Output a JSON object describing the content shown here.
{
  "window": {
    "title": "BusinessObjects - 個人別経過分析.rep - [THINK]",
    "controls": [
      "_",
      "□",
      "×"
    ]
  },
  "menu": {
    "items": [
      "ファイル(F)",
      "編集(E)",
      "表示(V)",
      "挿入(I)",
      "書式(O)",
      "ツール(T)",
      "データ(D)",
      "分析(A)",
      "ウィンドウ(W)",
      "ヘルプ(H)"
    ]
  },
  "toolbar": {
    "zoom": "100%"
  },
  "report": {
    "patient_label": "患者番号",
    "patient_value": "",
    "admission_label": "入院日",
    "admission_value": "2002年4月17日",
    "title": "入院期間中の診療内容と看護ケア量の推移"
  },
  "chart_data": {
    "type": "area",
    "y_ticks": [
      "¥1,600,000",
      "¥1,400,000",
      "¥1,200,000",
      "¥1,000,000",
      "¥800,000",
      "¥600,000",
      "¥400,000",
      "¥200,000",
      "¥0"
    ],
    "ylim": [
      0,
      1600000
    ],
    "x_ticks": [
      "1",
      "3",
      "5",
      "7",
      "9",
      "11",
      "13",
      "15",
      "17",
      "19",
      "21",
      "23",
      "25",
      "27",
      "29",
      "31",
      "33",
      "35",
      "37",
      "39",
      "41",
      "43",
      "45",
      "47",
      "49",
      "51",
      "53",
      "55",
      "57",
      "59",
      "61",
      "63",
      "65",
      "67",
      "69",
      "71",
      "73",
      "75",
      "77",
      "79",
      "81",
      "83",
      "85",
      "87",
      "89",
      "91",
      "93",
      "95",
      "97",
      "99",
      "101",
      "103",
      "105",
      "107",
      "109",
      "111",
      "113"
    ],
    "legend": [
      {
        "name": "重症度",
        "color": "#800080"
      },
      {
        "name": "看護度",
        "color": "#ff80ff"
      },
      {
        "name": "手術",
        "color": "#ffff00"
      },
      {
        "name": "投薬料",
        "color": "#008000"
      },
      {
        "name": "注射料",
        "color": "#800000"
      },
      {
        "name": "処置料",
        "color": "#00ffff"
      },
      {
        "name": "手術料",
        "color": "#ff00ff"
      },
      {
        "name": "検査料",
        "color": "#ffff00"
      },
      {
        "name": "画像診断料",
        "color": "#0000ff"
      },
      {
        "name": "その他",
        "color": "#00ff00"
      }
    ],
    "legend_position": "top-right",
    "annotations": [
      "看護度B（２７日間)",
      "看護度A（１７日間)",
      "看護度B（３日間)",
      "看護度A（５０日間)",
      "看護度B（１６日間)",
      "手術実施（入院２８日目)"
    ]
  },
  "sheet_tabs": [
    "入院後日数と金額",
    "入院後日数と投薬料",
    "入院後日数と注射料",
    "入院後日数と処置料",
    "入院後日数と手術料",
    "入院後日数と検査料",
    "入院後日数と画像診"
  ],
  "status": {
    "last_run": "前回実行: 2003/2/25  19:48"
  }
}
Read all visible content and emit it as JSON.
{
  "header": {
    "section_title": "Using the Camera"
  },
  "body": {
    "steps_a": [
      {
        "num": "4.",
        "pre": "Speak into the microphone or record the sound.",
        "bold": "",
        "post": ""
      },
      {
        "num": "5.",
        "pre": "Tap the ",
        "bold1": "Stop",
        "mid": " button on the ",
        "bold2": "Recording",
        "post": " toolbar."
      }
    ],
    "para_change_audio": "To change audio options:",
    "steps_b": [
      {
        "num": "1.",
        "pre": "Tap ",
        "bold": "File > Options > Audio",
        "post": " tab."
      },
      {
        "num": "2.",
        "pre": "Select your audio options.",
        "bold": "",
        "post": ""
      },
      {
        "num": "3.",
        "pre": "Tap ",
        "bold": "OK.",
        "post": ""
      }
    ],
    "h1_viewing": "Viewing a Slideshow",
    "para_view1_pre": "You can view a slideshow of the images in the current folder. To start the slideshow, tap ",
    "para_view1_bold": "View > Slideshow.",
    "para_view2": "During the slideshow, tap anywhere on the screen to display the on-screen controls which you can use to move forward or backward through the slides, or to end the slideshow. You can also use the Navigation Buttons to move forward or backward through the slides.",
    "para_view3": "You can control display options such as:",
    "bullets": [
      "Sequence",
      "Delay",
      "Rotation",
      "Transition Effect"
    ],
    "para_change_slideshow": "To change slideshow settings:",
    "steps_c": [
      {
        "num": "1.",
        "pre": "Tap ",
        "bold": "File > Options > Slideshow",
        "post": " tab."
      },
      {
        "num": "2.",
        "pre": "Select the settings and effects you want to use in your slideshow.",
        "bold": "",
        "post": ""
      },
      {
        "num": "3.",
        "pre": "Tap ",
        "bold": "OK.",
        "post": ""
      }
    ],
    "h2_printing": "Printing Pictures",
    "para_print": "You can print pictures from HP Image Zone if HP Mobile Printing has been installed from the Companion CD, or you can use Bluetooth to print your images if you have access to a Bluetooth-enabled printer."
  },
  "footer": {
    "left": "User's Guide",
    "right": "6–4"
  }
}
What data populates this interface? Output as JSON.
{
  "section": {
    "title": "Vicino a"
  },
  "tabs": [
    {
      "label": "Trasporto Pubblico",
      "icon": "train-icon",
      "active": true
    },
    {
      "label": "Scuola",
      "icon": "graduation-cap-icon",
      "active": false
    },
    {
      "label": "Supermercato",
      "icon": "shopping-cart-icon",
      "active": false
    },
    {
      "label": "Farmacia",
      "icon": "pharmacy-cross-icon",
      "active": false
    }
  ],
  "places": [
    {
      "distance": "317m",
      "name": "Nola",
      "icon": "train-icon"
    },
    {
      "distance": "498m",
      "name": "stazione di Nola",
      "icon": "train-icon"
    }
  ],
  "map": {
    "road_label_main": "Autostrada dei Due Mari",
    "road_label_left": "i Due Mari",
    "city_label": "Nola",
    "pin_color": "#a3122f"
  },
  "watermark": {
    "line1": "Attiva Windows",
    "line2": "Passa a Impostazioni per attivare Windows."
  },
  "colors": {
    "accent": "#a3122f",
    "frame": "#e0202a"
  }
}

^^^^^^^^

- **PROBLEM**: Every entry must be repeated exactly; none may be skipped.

- **RESULT FOR THIS EXERCISE**:
Output a JSON object describing the content shown here.
{
  "window": {
    "title": "BusinessObjects - 個人別経過分析.rep - [THINK]",
    "controls": [
      "_",
      "□",
      "×"
    ]
  },
  "menu": {
    "items": [
      "ファイル(F)",
      "編集(E)",
      "表示(V)",
      "挿入(I)",
      "書式(O)",
      "ツール(T)",
      "データ(D)",
      "分析(A)",
      "ウィンドウ(W)",
      "ヘルプ(H)"
    ]
  },
  "toolbar": {
    "zoom": "100%"
  },
  "report": {
    "patient_label": "患者番号",
    "patient_value": "",
    "admission_label": "入院日",
    "admission_value": "2002年4月17日",
    "title": "入院期間中の診療内容と看護ケア量の推移"
  },
  "chart_data": {
    "type": "area",
    "y_ticks": [
      "¥1,600,000",
      "¥1,400,000",
      "¥1,200,000",
      "¥1,000,000",
      "¥800,000",
      "¥600,000",
      "¥400,000",
      "¥200,000",
      "¥0"
    ],
    "ylim": [
      0,
      1600000
    ],
    "x_ticks": [
      "1",
      "3",
      "5",
      "7",
      "9",
      "11",
      "13",
      "15",
      "17",
      "19",
      "21",
      "23",
      "25",
      "27",
      "29",
      "31",
      "33",
      "35",
      "37",
      "39",
      "41",
      "43",
      "45",
      "47",
      "49",
      "51",
      "53",
      "55",
      "57",
      "59",
      "61",
      "63",
      "65",
      "67",
      "69",
      "71",
      "73",
      "75",
      "77",
      "79",
      "81",
      "83",
      "85",
      "87",
      "89",
      "91",
      "93",
      "95",
      "97",
      "99",
      "101",
      "103",
      "105",
      "107",
      "109",
      "111",
      "113"
    ],
    "legend": [
      {
        "name": "重症度",
        "color": "#800080"
      },
      {
        "name": "看護度",
        "color": "#ff80ff"
      },
      {
        "name": "手術",
        "color": "#ffff00"
      },
      {
        "name": "投薬料",
        "color": "#008000"
      },
      {
        "name": "注射料",
        "color": "#800000"
      },
      {
        "name": "処置料",
        "color": "#00ffff"
      },
      {
        "name": "手術料",
        "color": "#ff00ff"
      },
      {
        "name": "検査料",
        "color": "#ffff00"
      },
      {
        "name": "画像診断料",
        "color": "#0000ff"
      },
      {
        "name": "その他",
        "color": "#00ff00"
      }
    ],
    "legend_position": "top-right",
    "annotations": [
      "看護度B（２７日間)",
      "看護度A（１７日間)",
      "看護度B（３日間)",
      "看護度A（５０日間)",
      "看護度B（１６日間)",
      "手術実施（入院２８日目)"
    ]
  },
  "sheet_tabs": [
    "入院後日数と金額",
    "入院後日数と投薬料",
    "入院後日数と注射料",
    "入院後日数と処置料",
    "入院後日数と手術料",
    "入院後日数と検査料",
    "入院後日数と画像診"
  ],
  "status": {
    "last_run": "前回実行: 2003/2/25  19:48"
  }
}
Read all visible content and emit it as JSON.
{
  "header": {
    "section_title": "Using the Camera"
  },
  "body": {
    "steps_a": [
      {
        "num": "4.",
        "pre": "Speak into the microphone or record the sound.",
        "bold": "",
        "post": ""
      },
      {
        "num": "5.",
        "pre": "Tap the ",
        "bold1": "Stop",
        "mid": " button on the ",
        "bold2": "Recording",
        "post": " toolbar."
      }
    ],
    "para_change_audio": "To change audio options:",
    "steps_b": [
      {
        "num": "1.",
        "pre": "Tap ",
        "bold": "File > Options > Audio",
        "post": " tab."
      },
      {
        "num": "2.",
        "pre": "Select your audio options.",
        "bold": "",
        "post": ""
      },
      {
        "num": "3.",
        "pre": "Tap ",
        "bold": "OK.",
        "post": ""
      }
    ],
    "h1_viewing": "Viewing a Slideshow",
    "para_view1_pre": "You can view a slideshow of the images in the current folder. To start the slideshow, tap ",
    "para_view1_bold": "View > Slideshow.",
    "para_view2": "During the slideshow, tap anywhere on the screen to display the on-screen controls which you can use to move forward or backward through the slides, or to end the slideshow. You can also use the Navigation Buttons to move forward or backward through the slides.",
    "para_view3": "You can control display options such as:",
    "bullets": [
      "Sequence",
      "Delay",
      "Rotation",
      "Transition Effect"
    ],
    "para_change_slideshow": "To change slideshow settings:",
    "steps_c": [
      {
        "num": "1.",
        "pre": "Tap ",
        "bold": "File > Options > Slideshow",
        "post": " tab."
      },
      {
        "num": "2.",
        "pre": "Select the settings and effects you want to use in your slideshow.",
        "bold": "",
        "post": ""
      },
      {
        "num": "3.",
        "pre": "Tap ",
        "bold": "OK.",
        "post": ""
      }
    ],
    "h2_printing": "Printing Pictures",
    "para_print": "You can print pictures from HP Image Zone if HP Mobile Printing has been installed from the Companion CD, or you can use Bluetooth to print your images if you have access to a Bluetooth-enabled printer."
  },
  "footer": {
    "left": "User's Guide",
    "right": "6–4"
  }
}
What data populates this interface? Output as JSON.
{
  "section": {
    "title": "Vicino a"
  },
  "tabs": [
    {
      "label": "Trasporto Pubblico",
      "icon": "train-icon",
      "active": true
    },
    {
      "label": "Scuola",
      "icon": "graduation-cap-icon",
      "active": false
    },
    {
      "label": "Supermercato",
      "icon": "shopping-cart-icon",
      "active": false
    },
    {
      "label": "Farmacia",
      "icon": "pharmacy-cross-icon",
      "active": false
    }
  ],
  "places": [
    {
      "distance": "317m",
      "name": "Nola",
      "icon": "train-icon"
    },
    {
      "distance": "498m",
      "name": "stazione di Nola",
      "icon": "train-icon"
    }
  ],
  "map": {
    "road_label_main": "Autostrada dei Due Mari",
    "road_label_left": "i Due Mari",
    "city_label": "Nola",
    "pin_color": "#a3122f"
  },
  "watermark": {
    "line1": "Attiva Windows",
    "line2": "Passa a Impostazioni per attivare Windows."
  },
  "colors": {
    "accent": "#a3122f",
    "frame": "#e0202a"
  }
}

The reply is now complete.